by Steven Ertelt
November 23, 2006
Los Angeles, CA (LifeNews.com) — A leading biotech firm that came under fire for claiming to have created a new technique to obtain embryonic stem cells without destroying human life has modified its claims. In a new paper submitted to the scientific journal Nature, Advanced Cell Technology confirmed previous LifeNews.com reports indicating the assertions were false.
In an addendum to the original report, ACT admitted that none of the 16 human embryos in the original experiments survived the attempt at creating a new technique.
ACT also clarified its own claims about it’s research, now saying that it "might" be possible to obtain stem cells from a human embryo without killing it.
In the Thursday paper, ACT went on to say that "none of the biopsied [human] embryos" involved in the research survived.
Ultimately, ACT scientists extracted two embryonic stem cell lines from the 16 human embryos but, like other methods of obtaining the cells, the ACT methods resulted in the killing of all 16 human beings.
Though the new paper establishes that one cell from a human embryo, called a blastomere, could generate embryonic stem cells, the ACT team destroyed the human embryos by using several cells from them.
Even if the ACT team had used just one cell from each embryo, more human embryos would have to be used and likely eventually destroyed.
Nature requested the addendum after ACT and Nature press releases in late August misstated the results of the study and claimed the new technique solved the ethical problems that pro-life advocates have with embryonic stem cell research.
Dr. Ritu Dhand, Nature’s chief biology editor, said the correction was sought to make the original paper easier to understand. He also said experts reviewed the correction “just to be sure that everything was as it should be.”
“There was nothing either scientifically or technically wrong with the paper,” Dhand said.
Though the original ACT paper had no flaws — it admitted that all of the human embryos were destroyed and a new technique to obtain embryonic stem cells without destroying human life was not created — the press statements about the paper were misleading.
Nature later apologized for the wrongful claims in its own press releases on the ACT research.
Instead of apologizing for its own false assertions in its press release, ACT stood by its claims in media interviews and sent a threatening letter to LifeNews.com after the pro-life news service exposed ACT’s false statements.
The false statements caused the company’s stock to triple in price after several months of decreasing values.
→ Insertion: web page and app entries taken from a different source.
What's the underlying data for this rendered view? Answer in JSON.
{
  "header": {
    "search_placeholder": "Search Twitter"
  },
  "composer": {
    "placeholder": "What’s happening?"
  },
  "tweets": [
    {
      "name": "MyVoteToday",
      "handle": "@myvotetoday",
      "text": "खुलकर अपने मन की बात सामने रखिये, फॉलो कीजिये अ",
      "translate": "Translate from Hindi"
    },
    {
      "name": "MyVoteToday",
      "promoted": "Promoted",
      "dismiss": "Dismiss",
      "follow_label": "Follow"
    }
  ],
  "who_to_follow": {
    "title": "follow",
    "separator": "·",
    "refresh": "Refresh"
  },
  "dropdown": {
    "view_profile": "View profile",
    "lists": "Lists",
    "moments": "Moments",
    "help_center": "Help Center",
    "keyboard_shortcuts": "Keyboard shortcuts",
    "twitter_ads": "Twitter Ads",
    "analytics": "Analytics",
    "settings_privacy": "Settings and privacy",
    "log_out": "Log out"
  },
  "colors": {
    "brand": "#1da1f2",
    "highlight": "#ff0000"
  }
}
The stock price is back down to its original level prior to the controversy.
The correction paper was written by Irina Klimanskaya, Young Chung, Sandy Becker, Shi-Jian Lu and Robert Lanza.